Plain Jane: The Makeover Show That Wants to Be a Romantic Comedy

Plain Jane, which premiered last night on the CW, is a makeover show that's cleverly designed to resemble a romantic comedy. While shows like What Not to Wear and How to Look Good Naked exist solely to turn participants into better-dressed-and-coifed versions of themselves and then walk away, Plain Jane goes one step further: The made-over ladies then use their newfound looks and confidence to land the guy they've been pining for to no avail. It's hard to believe no one thought of doing this before: Take the uplift of a makeover and add the heartwarming ending of a rom-com, and you've got catnip for female viewers of all ages (we say that as a fan β€” no one is above the charms of a makeover or happy ending; no one). Plain Jane stars The City's Louise Roe (annoying here still, but less so), who acts as a "fairy godmother" to lucky girls, including Cristen, a cute, laid-back 24-year-old who's into plaid and hanging out with her guy friends. Cristen is seeking Roe's help β€” she has a crush on her friend Ty, but thinks if she tells him, she'll ruin their friendship.
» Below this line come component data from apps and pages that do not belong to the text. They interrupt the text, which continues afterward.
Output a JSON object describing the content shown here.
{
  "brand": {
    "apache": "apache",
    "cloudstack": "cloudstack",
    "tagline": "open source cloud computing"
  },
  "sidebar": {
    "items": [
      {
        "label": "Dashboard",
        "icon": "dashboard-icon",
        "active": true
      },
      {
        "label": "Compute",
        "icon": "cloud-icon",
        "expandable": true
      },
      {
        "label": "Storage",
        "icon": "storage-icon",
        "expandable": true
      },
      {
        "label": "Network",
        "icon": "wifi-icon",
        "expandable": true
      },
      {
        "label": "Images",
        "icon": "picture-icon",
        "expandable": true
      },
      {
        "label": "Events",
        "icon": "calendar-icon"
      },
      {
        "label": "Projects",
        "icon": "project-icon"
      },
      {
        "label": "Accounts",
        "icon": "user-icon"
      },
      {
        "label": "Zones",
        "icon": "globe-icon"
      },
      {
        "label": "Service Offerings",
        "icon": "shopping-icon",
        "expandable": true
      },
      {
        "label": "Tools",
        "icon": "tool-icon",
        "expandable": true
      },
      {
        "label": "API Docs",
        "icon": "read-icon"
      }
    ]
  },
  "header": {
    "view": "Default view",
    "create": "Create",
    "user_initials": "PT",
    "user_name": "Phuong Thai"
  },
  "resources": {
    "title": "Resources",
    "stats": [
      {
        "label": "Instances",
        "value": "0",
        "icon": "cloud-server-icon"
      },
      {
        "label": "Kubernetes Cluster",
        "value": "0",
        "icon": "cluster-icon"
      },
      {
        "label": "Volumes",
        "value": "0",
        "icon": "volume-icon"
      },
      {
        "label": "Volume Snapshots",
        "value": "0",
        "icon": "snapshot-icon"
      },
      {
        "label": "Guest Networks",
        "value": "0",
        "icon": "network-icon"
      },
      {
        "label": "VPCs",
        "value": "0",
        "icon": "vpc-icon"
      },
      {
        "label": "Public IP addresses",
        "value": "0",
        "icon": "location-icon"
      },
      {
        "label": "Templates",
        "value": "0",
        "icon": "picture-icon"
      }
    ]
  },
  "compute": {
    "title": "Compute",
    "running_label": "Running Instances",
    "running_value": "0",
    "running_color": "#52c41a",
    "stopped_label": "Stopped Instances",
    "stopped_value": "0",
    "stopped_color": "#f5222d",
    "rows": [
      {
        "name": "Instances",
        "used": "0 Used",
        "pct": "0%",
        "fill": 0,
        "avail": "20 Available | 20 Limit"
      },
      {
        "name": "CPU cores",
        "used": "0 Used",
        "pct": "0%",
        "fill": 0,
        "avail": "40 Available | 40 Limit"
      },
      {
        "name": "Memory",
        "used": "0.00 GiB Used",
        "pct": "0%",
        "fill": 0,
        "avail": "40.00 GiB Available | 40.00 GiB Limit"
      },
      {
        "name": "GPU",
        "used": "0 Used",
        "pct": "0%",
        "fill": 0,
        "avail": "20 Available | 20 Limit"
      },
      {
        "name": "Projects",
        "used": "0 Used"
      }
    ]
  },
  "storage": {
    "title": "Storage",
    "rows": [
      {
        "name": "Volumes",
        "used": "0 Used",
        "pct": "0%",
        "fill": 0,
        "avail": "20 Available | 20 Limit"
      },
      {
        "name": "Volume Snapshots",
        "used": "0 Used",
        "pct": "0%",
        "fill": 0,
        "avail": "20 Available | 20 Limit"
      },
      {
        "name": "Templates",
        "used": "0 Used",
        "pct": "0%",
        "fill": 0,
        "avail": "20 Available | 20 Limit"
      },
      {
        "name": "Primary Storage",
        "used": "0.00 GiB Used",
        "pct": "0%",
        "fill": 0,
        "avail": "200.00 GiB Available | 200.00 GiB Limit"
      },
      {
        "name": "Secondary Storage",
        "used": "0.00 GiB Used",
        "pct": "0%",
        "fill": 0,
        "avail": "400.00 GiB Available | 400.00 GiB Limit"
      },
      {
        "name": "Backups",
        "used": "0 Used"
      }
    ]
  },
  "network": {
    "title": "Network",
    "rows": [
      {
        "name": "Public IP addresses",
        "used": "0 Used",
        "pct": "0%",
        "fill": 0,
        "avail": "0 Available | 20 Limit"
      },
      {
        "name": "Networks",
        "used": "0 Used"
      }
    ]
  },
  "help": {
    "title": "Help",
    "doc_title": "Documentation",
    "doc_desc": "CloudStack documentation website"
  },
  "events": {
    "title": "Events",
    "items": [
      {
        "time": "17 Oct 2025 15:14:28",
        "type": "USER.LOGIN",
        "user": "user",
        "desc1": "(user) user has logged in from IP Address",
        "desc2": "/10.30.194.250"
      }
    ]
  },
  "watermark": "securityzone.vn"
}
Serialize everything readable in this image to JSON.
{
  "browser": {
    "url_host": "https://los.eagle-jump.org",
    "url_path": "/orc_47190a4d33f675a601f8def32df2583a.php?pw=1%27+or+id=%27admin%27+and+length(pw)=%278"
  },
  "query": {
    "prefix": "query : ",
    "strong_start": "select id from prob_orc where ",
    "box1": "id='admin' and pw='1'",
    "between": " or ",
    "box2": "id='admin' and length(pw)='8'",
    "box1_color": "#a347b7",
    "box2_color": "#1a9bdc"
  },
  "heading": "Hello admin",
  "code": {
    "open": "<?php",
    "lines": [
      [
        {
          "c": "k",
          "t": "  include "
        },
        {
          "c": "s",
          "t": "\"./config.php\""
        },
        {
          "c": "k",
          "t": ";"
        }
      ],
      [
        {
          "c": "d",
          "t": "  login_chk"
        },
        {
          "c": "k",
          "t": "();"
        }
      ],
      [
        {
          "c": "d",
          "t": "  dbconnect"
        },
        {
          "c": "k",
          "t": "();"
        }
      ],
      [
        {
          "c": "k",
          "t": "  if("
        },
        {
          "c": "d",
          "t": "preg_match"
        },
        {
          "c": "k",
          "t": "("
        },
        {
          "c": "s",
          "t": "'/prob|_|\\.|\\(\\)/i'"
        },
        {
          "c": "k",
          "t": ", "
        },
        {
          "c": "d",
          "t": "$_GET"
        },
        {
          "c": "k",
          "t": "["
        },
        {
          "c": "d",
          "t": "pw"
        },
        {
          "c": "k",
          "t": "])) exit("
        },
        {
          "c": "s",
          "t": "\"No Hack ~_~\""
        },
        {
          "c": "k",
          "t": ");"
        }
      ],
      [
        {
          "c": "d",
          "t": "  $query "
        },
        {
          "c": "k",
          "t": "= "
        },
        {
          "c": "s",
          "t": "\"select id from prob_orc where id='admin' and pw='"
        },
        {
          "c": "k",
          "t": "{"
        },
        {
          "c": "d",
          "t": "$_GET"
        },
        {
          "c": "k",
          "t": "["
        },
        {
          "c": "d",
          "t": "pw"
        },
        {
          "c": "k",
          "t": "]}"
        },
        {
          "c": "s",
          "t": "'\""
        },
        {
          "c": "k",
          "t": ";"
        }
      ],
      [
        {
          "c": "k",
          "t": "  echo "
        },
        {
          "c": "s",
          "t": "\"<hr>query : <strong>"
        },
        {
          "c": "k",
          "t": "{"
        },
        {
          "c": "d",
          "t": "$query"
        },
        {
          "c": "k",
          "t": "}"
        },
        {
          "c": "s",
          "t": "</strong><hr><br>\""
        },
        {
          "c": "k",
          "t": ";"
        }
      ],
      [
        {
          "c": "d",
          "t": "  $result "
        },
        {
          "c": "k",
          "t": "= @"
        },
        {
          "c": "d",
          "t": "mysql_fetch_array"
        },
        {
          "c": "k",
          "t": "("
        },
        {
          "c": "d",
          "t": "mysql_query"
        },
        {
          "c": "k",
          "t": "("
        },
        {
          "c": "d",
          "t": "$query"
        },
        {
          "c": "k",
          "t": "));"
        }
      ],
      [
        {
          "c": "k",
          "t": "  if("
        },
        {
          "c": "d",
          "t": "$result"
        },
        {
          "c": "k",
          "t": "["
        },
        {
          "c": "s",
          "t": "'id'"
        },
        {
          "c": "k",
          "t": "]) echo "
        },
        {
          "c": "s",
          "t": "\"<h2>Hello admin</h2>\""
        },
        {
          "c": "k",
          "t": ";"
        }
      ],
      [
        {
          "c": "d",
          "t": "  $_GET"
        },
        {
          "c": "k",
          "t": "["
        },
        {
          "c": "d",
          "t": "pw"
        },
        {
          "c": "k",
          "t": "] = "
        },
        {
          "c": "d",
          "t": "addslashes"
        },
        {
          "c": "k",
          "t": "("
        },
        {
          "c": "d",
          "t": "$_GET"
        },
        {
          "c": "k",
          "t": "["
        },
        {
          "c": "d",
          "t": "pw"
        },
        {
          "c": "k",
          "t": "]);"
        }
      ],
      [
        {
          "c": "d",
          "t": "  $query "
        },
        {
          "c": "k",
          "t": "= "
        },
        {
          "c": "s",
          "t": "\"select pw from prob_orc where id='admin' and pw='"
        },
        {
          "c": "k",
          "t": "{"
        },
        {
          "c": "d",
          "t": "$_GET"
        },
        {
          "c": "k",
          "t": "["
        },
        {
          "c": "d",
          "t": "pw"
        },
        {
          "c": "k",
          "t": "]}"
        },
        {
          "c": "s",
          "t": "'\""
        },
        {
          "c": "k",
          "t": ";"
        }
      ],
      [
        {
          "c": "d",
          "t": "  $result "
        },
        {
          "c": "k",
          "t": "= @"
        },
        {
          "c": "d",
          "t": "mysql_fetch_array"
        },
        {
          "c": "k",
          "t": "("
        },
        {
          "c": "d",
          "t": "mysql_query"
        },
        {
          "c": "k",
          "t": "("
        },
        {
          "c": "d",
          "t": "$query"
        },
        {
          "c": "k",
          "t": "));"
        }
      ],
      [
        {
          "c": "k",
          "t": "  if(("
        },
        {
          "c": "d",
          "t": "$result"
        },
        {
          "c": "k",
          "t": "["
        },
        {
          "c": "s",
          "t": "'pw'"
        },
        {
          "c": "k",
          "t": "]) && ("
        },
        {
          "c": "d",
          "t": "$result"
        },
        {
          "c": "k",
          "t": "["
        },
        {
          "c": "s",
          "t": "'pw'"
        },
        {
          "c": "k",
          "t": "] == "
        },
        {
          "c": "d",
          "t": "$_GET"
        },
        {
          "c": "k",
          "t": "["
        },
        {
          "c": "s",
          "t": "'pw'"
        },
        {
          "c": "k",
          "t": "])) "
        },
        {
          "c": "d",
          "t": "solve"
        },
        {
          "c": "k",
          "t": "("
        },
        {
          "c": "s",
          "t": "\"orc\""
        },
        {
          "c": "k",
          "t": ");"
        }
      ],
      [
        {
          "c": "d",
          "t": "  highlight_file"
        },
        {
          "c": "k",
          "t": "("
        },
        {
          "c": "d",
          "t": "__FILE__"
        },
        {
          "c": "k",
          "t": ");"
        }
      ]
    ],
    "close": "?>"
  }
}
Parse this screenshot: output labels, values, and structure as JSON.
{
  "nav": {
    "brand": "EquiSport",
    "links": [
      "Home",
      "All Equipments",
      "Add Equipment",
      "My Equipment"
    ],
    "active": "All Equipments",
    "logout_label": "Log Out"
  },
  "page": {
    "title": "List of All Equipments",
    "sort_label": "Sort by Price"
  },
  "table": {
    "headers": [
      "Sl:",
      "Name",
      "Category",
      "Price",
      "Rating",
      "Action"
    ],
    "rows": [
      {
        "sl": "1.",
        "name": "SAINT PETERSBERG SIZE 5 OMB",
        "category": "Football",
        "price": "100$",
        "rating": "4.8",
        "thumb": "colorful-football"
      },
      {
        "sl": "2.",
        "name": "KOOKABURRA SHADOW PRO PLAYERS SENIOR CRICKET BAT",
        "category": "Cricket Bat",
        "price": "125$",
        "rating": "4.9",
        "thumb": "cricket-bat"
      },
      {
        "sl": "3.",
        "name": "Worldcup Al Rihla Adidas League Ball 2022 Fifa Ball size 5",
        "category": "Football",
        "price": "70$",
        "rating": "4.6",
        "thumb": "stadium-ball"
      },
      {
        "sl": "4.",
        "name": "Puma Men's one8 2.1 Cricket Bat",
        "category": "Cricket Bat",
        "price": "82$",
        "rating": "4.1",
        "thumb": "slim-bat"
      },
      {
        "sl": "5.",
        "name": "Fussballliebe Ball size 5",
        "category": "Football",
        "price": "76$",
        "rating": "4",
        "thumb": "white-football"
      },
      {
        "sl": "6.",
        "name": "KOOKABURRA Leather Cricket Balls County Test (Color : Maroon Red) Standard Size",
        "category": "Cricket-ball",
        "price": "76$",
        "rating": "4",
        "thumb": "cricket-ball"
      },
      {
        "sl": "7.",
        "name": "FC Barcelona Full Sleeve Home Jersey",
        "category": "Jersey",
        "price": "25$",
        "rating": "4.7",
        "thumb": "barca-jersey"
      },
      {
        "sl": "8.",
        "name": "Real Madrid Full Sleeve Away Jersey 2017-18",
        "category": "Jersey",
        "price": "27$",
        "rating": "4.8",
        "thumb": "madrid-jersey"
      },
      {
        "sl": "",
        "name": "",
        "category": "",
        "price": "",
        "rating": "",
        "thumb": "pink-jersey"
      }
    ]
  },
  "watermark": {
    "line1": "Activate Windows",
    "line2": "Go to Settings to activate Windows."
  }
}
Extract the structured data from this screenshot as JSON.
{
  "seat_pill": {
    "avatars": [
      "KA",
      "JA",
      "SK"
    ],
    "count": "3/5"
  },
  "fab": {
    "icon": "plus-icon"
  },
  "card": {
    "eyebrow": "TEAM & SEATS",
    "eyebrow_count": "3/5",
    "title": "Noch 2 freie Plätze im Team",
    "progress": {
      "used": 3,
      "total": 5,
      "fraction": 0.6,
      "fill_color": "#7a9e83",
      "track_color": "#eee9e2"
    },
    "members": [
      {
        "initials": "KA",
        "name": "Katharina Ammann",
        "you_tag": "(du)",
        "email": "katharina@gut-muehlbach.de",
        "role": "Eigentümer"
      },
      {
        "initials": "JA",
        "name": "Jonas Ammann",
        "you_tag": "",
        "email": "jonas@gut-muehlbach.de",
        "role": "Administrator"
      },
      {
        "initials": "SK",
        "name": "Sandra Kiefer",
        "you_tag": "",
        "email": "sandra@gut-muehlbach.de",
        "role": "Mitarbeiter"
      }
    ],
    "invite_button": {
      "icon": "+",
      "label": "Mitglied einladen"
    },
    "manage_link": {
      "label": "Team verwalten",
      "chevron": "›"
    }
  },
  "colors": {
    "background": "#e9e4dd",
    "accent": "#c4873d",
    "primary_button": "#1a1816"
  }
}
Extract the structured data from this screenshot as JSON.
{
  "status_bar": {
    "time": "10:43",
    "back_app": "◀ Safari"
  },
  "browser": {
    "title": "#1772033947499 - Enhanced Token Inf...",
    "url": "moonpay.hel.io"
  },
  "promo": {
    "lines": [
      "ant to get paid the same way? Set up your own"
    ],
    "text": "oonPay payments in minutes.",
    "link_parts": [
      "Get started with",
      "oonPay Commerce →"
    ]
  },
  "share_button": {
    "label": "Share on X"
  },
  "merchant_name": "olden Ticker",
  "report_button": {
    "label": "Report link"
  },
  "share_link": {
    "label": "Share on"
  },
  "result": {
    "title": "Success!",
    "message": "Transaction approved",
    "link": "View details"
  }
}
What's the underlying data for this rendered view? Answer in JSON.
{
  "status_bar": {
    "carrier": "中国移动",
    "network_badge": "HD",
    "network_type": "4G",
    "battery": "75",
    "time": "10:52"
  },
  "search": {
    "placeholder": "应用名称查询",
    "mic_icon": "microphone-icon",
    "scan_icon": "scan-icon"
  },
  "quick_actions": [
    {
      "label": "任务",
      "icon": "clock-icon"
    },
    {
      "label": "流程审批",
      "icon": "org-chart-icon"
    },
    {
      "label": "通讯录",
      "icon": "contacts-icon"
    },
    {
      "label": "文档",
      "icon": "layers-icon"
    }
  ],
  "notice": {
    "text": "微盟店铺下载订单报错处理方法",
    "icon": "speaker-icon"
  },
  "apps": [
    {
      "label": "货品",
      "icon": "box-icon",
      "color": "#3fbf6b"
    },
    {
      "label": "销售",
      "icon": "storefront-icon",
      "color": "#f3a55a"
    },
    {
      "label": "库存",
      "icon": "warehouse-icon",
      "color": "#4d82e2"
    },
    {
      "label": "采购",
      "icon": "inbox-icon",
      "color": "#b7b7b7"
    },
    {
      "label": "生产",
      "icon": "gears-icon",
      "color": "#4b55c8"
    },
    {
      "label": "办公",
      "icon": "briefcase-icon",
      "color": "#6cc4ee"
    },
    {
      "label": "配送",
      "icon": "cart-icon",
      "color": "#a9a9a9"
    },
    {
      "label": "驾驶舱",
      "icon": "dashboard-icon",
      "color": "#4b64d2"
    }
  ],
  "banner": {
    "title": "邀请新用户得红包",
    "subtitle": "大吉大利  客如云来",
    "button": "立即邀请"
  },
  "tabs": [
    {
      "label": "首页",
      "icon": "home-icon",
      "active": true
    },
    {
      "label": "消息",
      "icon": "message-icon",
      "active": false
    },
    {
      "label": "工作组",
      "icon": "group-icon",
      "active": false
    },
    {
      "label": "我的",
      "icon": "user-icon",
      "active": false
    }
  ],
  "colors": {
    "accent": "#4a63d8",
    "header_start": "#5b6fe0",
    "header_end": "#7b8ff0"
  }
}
Also, she hates her hair: "It kind of just looks like a mop on my head."

Cue a shopping montage out of Pretty Woman, a learning-how-to-talk-to-boys lesson out The Princess Diaries, and a get-your-hair-done-for-the love-of-God moment out of Clueless, and our heroine is ready to face her biggest fear, telling Ty she loves him. Of course, like in any good romantic comedy, Ty not only sweetly takes the bait, but it turns out he was nervously pining, too! "I'm not sure if you know this, but I spent a good part of college with a crush on you of my own ... I'm not lying, this is unbelievable." And then they slow dance together, alone, with no music playing, which is something no one in the real world ever does, but seems to be a staple of movie couples everywhere. And so the episode succeeds: Cristen gets the makeover she wanted, her friend reciprocates her feelings, and it's unearthed that he liked her before all this makeover nonsense anyway, which perhaps vindicates those offended by Roe's message of "showing off the goods to get the guy." (See the video below for some humiliating lead-up, plus the final "aw" moment.)

But what happens when Roe has a Plain Jane whose crush doesn't feel the same way? It's possible that she confesses her love, and instead of an impromptu slow dance, is met with a blank stare, "Eh, no thanks," and a shrug. Can you imagine the humiliation of going on TV, renouncing your former self, and putting on painful heels and pancake makeup, only to be rejected by the dude for whom you were changing? Though the producers would likely cut the harshest parts out, use the scene earlier in the episode as a life lesson, and provide another cutie in the end to save the day — at least we hope they would. Romantic comedies in which the couple doesn't end up together, ones like My Best Friend's Wedding and (500) Days of Summer, just don't satisfy in quite the same way. (We still think Julia Roberts should have gotten with Dermot Mulroney ... Cameron Diaz was so insufferable!) That said, it will be interesting to see if Plain Jane can maintain the perfect balance of makeover thrill and rom-com romance that it manages to pull off in its first episode.